But the point cannot really have been to be taken seriously, for why would Gould then have chosen a title like this? Yes, we do hear the difference between the Jekyll-like and Hyde-like variations – all thirteen of them – and Gould doesn’t shy away from using rather typical “scary”, dissonant gestures. Perhaps it was to underline the narrative structure of the work – though it is hard to discern anything paralleling the traditional story here, the music does indeed build narrative momentum. Or perhaps it was – maybe more likely – to emphasize that the distinction between serious art music and light music isn’t, or shouldn’t be, viewed as particularly stark – it is possible to write light and accessible music even deploying avant-garde or avant-gardish techniques (with a mild criticism of "art composers" who take themselves perhaps a bit too seriously). In any case, it is an interesting, often fascinating work, even though it does not quite to reach the level at which I would deem it a masterpiece – clever and effective, yes, but not really managing to leave a lasting impression.
The ballet Fall River Legend is much more familiar, though Naxos gives us (unusually) the complete work, including the narrator part. Musically, Copland is sometimes brought to mind, but more in terms of technique and orchestral coloration than in atmosphere, and despite the thoroughly “American” quality of the work I am often reminded of Prokofiev’s ballets. The (relative) popularity of the work is understandable, for it is full of good tunes and color – indeed, the themes seem to get more on more appealing as the work gets going. It also contains plenty of drama and atmosphere, and Gould is certainly an expert at narrative ebb and flow. What is missing, perhaps, is a strong overall arch, though that may perhaps be a bit much to ask from a work like this (and perhaps that's why it is not entirely objectionable to cut some parts of it) – thoroughly enjoyable it is, at least.
The Nashville Symphony Orchestra plays with flair and panache, and generates plenty of color, and Kenneth Schermerhorn leads them often brilliantly. Sometimes, though, the textures seem to become a little too dense, and sometimes in the variations the performers seem just a little bit unsure about where to go next. Still, these are overall very impressive performances of enjoyable and intriguing music.

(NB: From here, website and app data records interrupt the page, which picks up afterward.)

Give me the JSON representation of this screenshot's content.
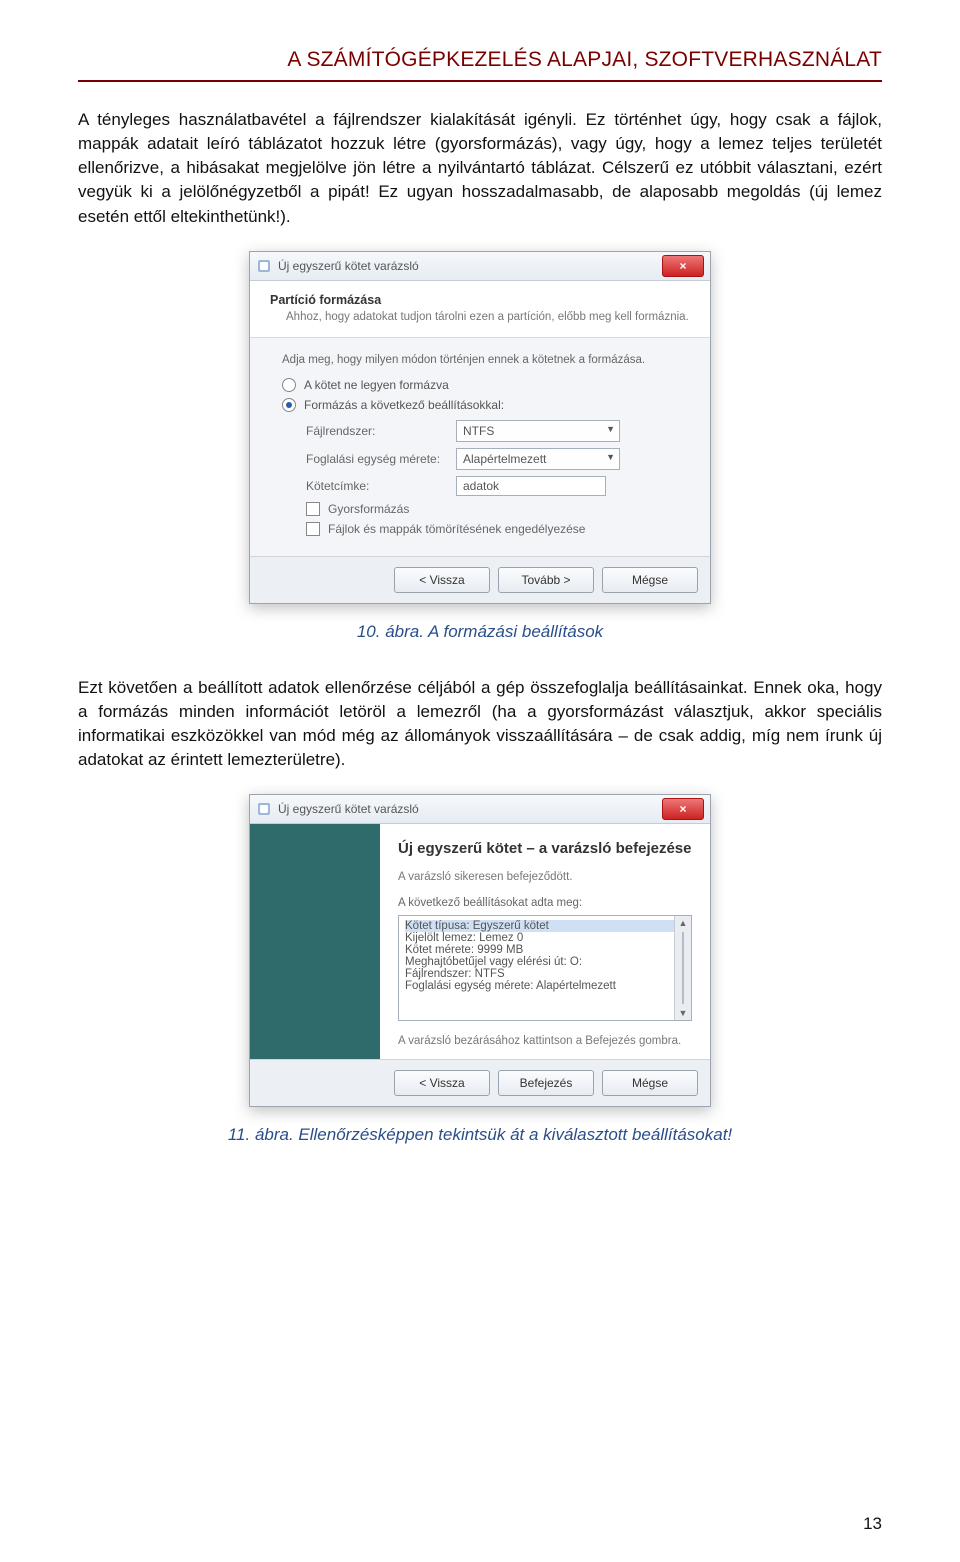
{
  "header_title": "A SZÁMÍTÓGÉPKEZELÉS ALAPJAI, SZOFTVERHASZNÁLAT",
  "para1": "A tényleges használatbavétel a fájlrendszer kialakítását igényli. Ez történhet úgy, hogy csak a fájlok, mappák adatait leíró táblázatot hozzuk létre (gyorsformázás), vagy úgy, hogy a lemez teljes területét ellenőrizve, a hibásakat megjelölve jön létre a nyilvántartó táblázat. Célszerű ez utóbbit választani, ezért vegyük ki a jelölőnégyzetből a pipát! Ez ugyan hosszadalmasabb, de alaposabb megoldás (új lemez esetén ettől eltekinthetünk!).",
  "caption1": "10. ábra. A formázási beállítások",
  "para2": "Ezt követően a beállított adatok ellenőrzése céljából a gép összefoglalja beállításainkat. Ennek oka, hogy a formázás minden információt letöröl a lemezről (ha a gyorsformázást választjuk, akkor speciális informatikai eszközökkel van mód még az állományok visszaállítására – de csak addig, míg nem írunk új adatokat az érintett lemezterületre).",
  "caption2": "11. ábra. Ellenőrzésképpen tekintsük át a kiválasztott beállításokat!",
  "page_number": "13",
  "wiz1": {
    "title": "Új egyszerű kötet varázsló",
    "close_x": "×",
    "head_title": "Partíció formázása",
    "head_sub": "Ahhoz, hogy adatokat tudjon tárolni ezen a partíción, előbb meg kell formáznia.",
    "prompt": "Adja meg, hogy milyen módon történjen ennek a kötetnek a formázása.",
    "radio_none": "A kötet ne legyen formázva",
    "radio_format": "Formázás a következő beállításokkal:",
    "label_fs": "Fájlrendszer:",
    "value_fs": "NTFS",
    "label_alloc": "Foglalási egység mérete:",
    "value_alloc": "Alapértelmezett",
    "label_vol": "Kötetcímke:",
    "value_vol": "adatok",
    "chk_quick": "Gyorsformázás",
    "chk_compress": "Fájlok és mappák tömörítésének engedélyezése",
    "btn_back": "< Vissza",
    "btn_next": "Tovább >",
    "btn_cancel": "Mégse"
  },
  "wiz2": {
    "title": "Új egyszerű kötet varázsló",
    "close_x": "×",
    "heading": "Új egyszerű kötet – a varázsló befejezése",
    "done_msg": "A varázsló sikeresen befejeződött.",
    "list_label": "A következő beállításokat adta meg:",
    "items": {
      "l0": "Kötet típusa: Egyszerű kötet",
      "l1": "Kijelölt lemez: Lemez 0",
      "l2": "Kötet mérete: 9999 MB",
      "l3": "Meghajtóbetűjel vagy elérési út: O:",
      "l4": "Fájlrendszer: NTFS",
      "l5": "Foglalási egység mérete: Alapértelmezett"
    },
    "hint": "A varázsló bezárásához kattintson a Befejezés gombra.",
    "btn_back": "< Vissza",
    "btn_finish": "Befejezés",
    "btn_cancel": "Mégse"
  }
}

Fall River Legend
- Is Discontinued By Manufacturer : いいえ
- 製品サイズ : 12.7 x 14.61 x 1.14 cm; 102.63 g
- メーカー : Naxos American
- EAN : 0636943924228
- オリジナル盤発売日 : 2005
- SPARSコード : DDD
- レーベル : Naxos American
- ASIN : B000BK53HE
- ディスク枚数 : 1
A good Gould addition2012年8月14日にアメリカ合衆国でレビュー済み
I am glad that these two works appear together on the same CD. They balance each other so beautifully. The "Variations" is a wonderful Gould piece that is too often overlooked. My big criticism here is that both pieces are played a little too carefully and lack the fire that Gould intended. The Nashville Symphony is an excellent orchestra, but is better represented by their new conductor as opposed to Schermerhorn.